Written By Dr Tania McMahon

 

 

 

It’s 9pm. You’re exhausted. You’ve just finished dinner, maybe putting the kids to bed, tidying up around the house and vaguely thinking about what you have on tomorrow, and you have approximately one hour before you drag yourself, bleary-eyed, into bed to get some sleep and do it all again tomorrow. It’s time for some ‘you’ time! What about checking social media for a few minutes before figuring out what you could do to relax?

 

It’s 10:15pm, you realise with a start, as you peel your eyes up from Instagram and check the clock. “A few minutes” has turned into over an hour, and any time that could have been spent tinkering on that craft project, strumming on the guitar, or pulling a new book off the shelf has now been sucked up by the black hole of your digital device.

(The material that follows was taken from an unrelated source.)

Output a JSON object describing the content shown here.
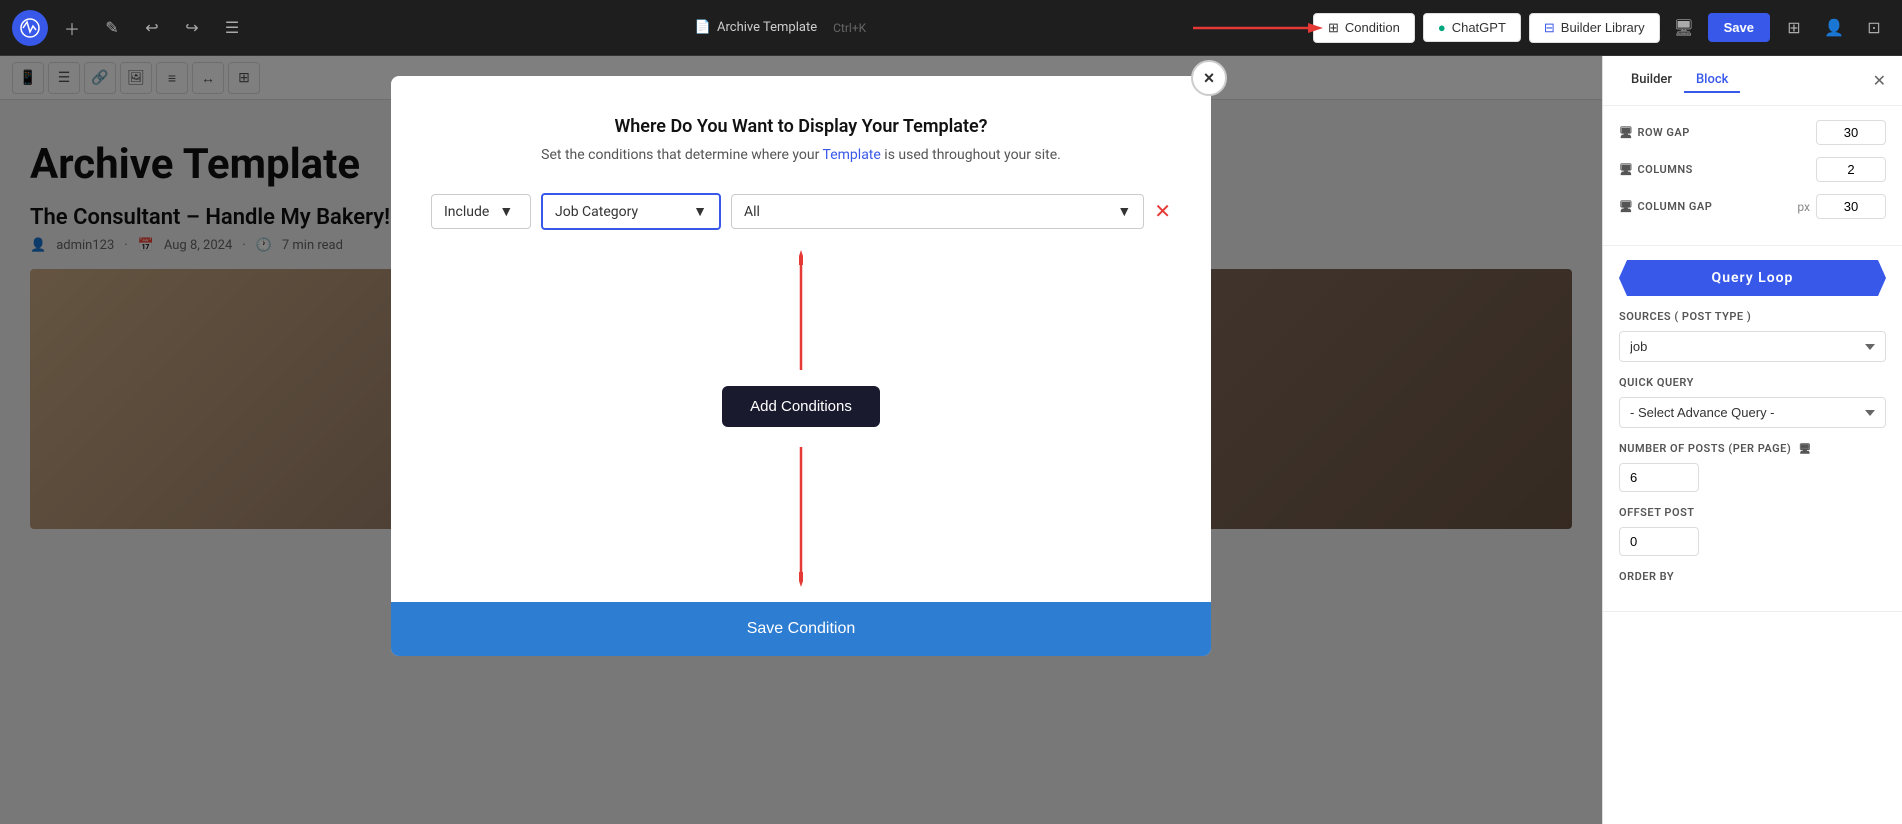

While you have a vague sense of being mildly entertained over the past hour, you can’t remember exactly what it was you were looking at, and your brain is in a strange state between buzzing with alertness and feeling strangely fatigued. As you scramble to get ready for bed, you can’t help but notice a strange feeling of discomfort, a low-level frustration that something hasn’t been tended to, or you didn’t finish something; a feeling of being left unsatisfied.

 

Sound familiar? You’re not alone. Our devices embody an almost perfect solution to temporary boredom: brief, instant entertainment, on demand. Yet when we find ourselves turning to them at every idle moment, day after day, night after night, we start to realise that they are taking us away from all those things we’d “love to be doing more of”, but that take a little more time and effort to get into. And when we do less and less of those activities we value, we fall more and more into the same trap of turning to our digital devices whenever we have a moment of boredom.

 

 

So, how do we hack our way out of this digital ditch? Here are five quick tips to get you started:

 

 

1. Categorise screen time into ‘work’ and ‘leisure’.

 

We all know that some screen time is unavoidable – emails, online banking, checking the bus schedule, and so on. However, this ‘necessary’ screen time need not get mixed in with checking social media, playing games, and browsing the web. By mentally categorising each function, app and activity on your device as ‘work’ or ‘leisure’, you can start to build awareness of your use, and then start to make decisions about how much ‘leisure’ time you really want to spend on it.

 

 

2. Track your use

 

Devices have a funny habit of ‘warping’ time while we’re on them, making it seem like only 10 minutes has passed, when it’s actually been much longer than that. It follows, then, that all of us are rather poor judges of how much time we’re spending on them. By downloading an app that tracks your use (popular options include ‘Quality Time’ for Androids and ‘Moment’ for iPhones), you’ll be able to analyse your use over days, weeks and months, as well as look at patterns of use across the different apps on your device. By knowing when, were and how you use your device the most, you’ll be able to set your own personalised goals for what you’d prefer your use to be like.

 

 

3. Set regular screen-free times

 

While everyone’s screen time rules are ultimately going to be different, a good general rule for everyone to apply is to set at least one regular screen-free time. Some choose a screen-free breakfast, so they can connect meaningfully with their family first thing in the morning; some choose the train or bus trip to work, so they can use it as ‘thinking time’; many choose the hour before bed, because of the strong evidence linking screen use before bed to sleep difficulties. The options are numerous!

 

 

4. Change your notification settings

 

Notifications are designed to catch our attention – a red badge here, a blinking light there. The more we see, the more we feel the compulsion to check them, irrelevant of how important or urgent they actually are (and let’s face it, how many times have those notifications been utter time-wasting distractions??). A simple solution to this is to change your Notification settings so that you only receive Push notifications for things you feel are absolutely necessary. Or, be daring and change them all to Manual!

 

 

5. Make your leisure screen time as goal-directed as possible

 

Get into the habit of asking yourself ‘what am I wanting to achieve by looking at my device right now?’ and ‘is this my preferred use of my time right now’? More often than not, you may find that mindlessly scrolling through social media is not your preferred use of your time. Sure, the answers might be ‘I want some quick entertainment’ and ‘yes, as long as I start making dinner in 10 minutes’, but at least it means that you are consciously making that choice, and that you have defined a meaningful limit to your use. That way, if more than 10 minutes go by and you realise you haven’t started making dinner, you know it’s no longer a good use of your time.

 

 

Dr Tania McMahon is a clinical psychologist with a particular passion for helping people manage their screen usage. Tania often treats internet and gaming addictions at Benchmark Psychology.